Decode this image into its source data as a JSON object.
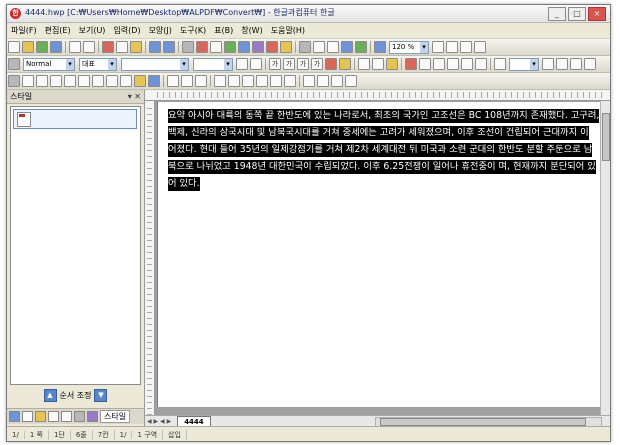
{
  "window": {
    "app_icon_text": "한",
    "title": "4444.hwp  [C:₩Users₩Home₩Desktop₩ALPDF₩Convert₩]  - 한글과컴퓨터 한글",
    "buttons": [
      "_",
      "□",
      "×"
    ]
  },
  "menu": {
    "items": [
      "파일(F)",
      "편집(E)",
      "보기(U)",
      "입력(D)",
      "모양(J)",
      "도구(K)",
      "표(B)",
      "창(W)",
      "도움말(H)"
    ]
  },
  "toolbar": {
    "zoom": "120 %",
    "style": "Normal",
    "font_lang": "대표",
    "font_name": "",
    "font_size": "",
    "char_label": "가"
  },
  "style_panel": {
    "title": "스타일",
    "order_label": "순서 조정",
    "tab_label": "스타일"
  },
  "document": {
    "tab_name": "4444",
    "lines": [
      "요약 아시아 대륙의 동쪽 끝 한반도에 있는 나라로서, 최초의 국가인 고조선은 BC 108년까지 존재했다. 고구려,",
      "백제, 신라의 삼국시대 및 남북국시대를 거쳐 중세에는 고려가 세워졌으며, 이후 조선이 건립되어 근대까지 이",
      "어졌다. 현대 들어 35년의 일제강점기를 거쳐 제2차 세계대전 뒤 미국과 소련 군대의 한반도 분할 주둔으로 남",
      "북으로 나뉘었고 1948년 대한민국이 수립되었다. 이후 6.25전쟁이 일어나 휴전중이 며, 현재까지 분단되어 있",
      "어 있다."
    ]
  },
  "status": {
    "page": "1/",
    "section": "1 쪽",
    "section_label": "1단",
    "line": "6줄",
    "col": "7칸",
    "page2": "1/",
    "area": "1 구역",
    "mode": "삽입"
  }
}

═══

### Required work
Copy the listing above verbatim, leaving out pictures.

### Exercise response
Decode this image into its source data as a JSON object.
{
  "window": {
    "app_icon_text": "한",
    "title": "4444.hwp  [C:₩Users₩Home₩Desktop₩ALPDF₩Convert₩]  - 한글과컴퓨터 한글",
    "buttons": [
      "_",
      "□",
      "×"
    ]
  },
  "menu": {
    "items": [
      "파일(F)",
      "편집(E)",
      "보기(U)",
      "입력(D)",
      "모양(J)",
      "도구(K)",
      "표(B)",
      "창(W)",
      "도움말(H)"
    ]
  },
  "toolbar": {
    "zoom": "120 %",
    "style": "Normal",
    "font_lang": "대표",
    "font_name": "",
    "font_size": "",
    "char_label": "가"
  },
  "style_panel": {
    "title": "스타일",
    "order_label": "순서 조정",
    "tab_label": "스타일"
  },
  "document": {
    "tab_name": "4444",
    "lines": [
      "요약 아시아 대륙의 동쪽 끝 한반도에 있는 나라로서, 최초의 국가인 고조선은 BC 108년까지 존재했다. 고구려,",
      "백제, 신라의 삼국시대 및 남북국시대를 거쳐 중세에는 고려가 세워졌으며, 이후 조선이 건립되어 근대까지 이",
      "어졌다. 현대 들어 35년의 일제강점기를 거쳐 제2차 세계대전 뒤 미국과 소련 군대의 한반도 분할 주둔으로 남",
      "북으로 나뉘었고 1948년 대한민국이 수립되었다. 이후 6.25전쟁이 일어나 휴전중이 며, 현재까지 분단되어 있",
      "어 있다."
    ]
  },
  "status": {
    "page": "1/",
    "section": "1 쪽",
    "section_label": "1단",
    "line": "6줄",
    "col": "7칸",
    "page2": "1/",
    "area": "1 구역",
    "mode": "삽입"
  }
}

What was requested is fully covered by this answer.